Sometimes when I’m out and about on the bus or subway or simply just walking around, I amuse myself by reading signs or even reading articles of clothing. Inevitably, I come across crimes against the English language. Committing these crimes can occasionally be forgiven if they occur within the privacy of your own home, but when they are right out there in broad daylight for everyone to see there is no excuse.
I do understand the odd typo showing up on a sign when it is first printed. Mistakes happen. For example, on the ramp from Moonstone Road to Highway 400 there is a sign that says North Parry Sound. The reason I often use this ramp is because Johnstone’s Sweet Corn and Produce Too! is just off Moonstone Road. If you go to Johnstone’s (and you should because they have proper yellow corn in addition to the egregious peaches and cream variety), you will see that Mr. Johnstone has decorated his barn with a road sign that looks kind of like the one at the Moonstone ramp, except it says North Perry Sound. Obviously, eventually, someone caught the error. What I find mystifying is this: as far as I know, signs are not painted at their installation site. The faulty sign would have had to be painted in some factory, picked up by some Ministry of Transportation person, loaded on a truck, and driven to Highway 400 and Moonstone Road. One would think that, at some point along the way, somebody would have noticed that Parry Sound had been renamed. Was there no quality assurance at the paining factory? Did someone think there was a place called Perry Sound? (I checked. There isn’t.) Anyhow, the problem was fixed. This is not true of other things I have seen in my urban travels.
Such as the sports jersey of the woman sitting across from me on the subway. It looked like a regular jersey, with logos, a team name, and such, until my eagle eyes zoomed in. It was a shirt celebrating the Soccor World Champiens. At first I thought the text was in a language other than English, but that did not explain the word “world.” Based on the logo, it was purportedly a team sponsored by Adidas (at least that was spelled correctly), but on the sleeves there were four stripes that went from the wrist to the elbow. My advice is, if you are going to buy bootleg jerseys (or counterfeit goods of any kind), run them through a mental spellcheck first.

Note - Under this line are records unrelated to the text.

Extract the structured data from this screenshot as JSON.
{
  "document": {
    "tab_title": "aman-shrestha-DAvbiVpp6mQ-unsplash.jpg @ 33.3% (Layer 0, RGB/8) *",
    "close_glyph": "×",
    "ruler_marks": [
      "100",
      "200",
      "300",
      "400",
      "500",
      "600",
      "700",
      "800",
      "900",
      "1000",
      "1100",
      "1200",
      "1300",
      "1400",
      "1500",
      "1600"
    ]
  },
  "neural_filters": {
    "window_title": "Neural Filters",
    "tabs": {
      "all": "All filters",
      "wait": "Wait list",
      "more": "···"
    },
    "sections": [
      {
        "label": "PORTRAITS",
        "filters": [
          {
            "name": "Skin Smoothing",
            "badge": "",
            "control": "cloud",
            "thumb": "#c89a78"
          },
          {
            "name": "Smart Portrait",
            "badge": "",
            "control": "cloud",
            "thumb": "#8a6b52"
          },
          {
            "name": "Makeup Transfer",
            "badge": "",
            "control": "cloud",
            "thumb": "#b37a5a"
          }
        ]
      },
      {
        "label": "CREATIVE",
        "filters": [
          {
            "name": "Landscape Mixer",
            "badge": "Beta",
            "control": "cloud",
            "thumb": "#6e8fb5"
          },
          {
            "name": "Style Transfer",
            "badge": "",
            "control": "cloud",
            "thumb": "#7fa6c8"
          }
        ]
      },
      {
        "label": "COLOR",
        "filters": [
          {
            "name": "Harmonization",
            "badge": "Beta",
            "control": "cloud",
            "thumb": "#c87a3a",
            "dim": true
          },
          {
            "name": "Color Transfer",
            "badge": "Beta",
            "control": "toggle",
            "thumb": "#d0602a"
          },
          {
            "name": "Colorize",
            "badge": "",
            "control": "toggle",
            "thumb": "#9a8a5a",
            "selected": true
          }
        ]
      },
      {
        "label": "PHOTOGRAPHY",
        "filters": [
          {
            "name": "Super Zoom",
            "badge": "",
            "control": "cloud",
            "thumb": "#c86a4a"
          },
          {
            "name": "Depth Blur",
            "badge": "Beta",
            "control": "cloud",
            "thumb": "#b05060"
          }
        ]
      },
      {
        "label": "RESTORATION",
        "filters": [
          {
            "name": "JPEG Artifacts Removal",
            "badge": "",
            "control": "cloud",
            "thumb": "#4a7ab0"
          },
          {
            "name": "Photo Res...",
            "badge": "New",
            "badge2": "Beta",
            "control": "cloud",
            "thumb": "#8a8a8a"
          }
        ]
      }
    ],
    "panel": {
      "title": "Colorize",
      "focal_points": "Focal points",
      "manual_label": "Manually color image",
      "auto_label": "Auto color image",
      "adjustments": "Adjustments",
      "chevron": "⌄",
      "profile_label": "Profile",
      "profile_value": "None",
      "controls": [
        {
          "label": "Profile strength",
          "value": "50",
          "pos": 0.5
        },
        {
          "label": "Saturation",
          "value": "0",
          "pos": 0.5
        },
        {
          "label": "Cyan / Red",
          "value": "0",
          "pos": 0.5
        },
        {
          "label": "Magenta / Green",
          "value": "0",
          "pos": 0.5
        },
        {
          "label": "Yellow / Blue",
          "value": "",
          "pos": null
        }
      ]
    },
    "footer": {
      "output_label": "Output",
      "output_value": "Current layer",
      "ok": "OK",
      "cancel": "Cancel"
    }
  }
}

Mr. Wong, who plies his trade near Kensington Market in Toronto, fell afoul of the Perry Sound problem. His business is Wong’s General Conteracting. His sign has apparently been up for some time, based on the state of the paint. Maybe he is trying to call attention to himself, like the bath and kitchen renovation store near the 400 in Barrie that (apparently) deliberately hung its sign upside down. But I think that if I was looking for a general contractor or to spruce up my kitchen or bathroom, I would go with somebody that seemed more likely to do the job correctly. But maybe that’s just me.
In the strip mall at Bristol Road and Yonge Street in Newmarket, there is a business called Karen’s and Tina’s Flowers. I’m guessing maybe Karen and Tina wanted to make sure each of them received equal credit for their flower shop ownership. I’m also guessing neither Karen nor Tina is overly familiar with grammar rules governing possessives. The good news is that the fine folks in suburbia probably aren’t either.
And finally, you no doubt noticed that the pandemic spawned many, many, signs. This is one I saw attached to a shop door before the restrictions were lifted. It said: “Maximum capacity 2-4 people.” I can’t even begin to figure this out. Are they making sure not to exclude conjoined twins if two sets of them wanted to shop at the same time? A parent with three children in tow? People with split personalities? I’ll never know because now the sign is gone and I’ve forgotten which door it was on. But all is not lost. No doubt I’ll continue to come across public displays of bad English and I will try not to laugh out loud if I am on public transit. Then I’ll write them in my notebook. So there.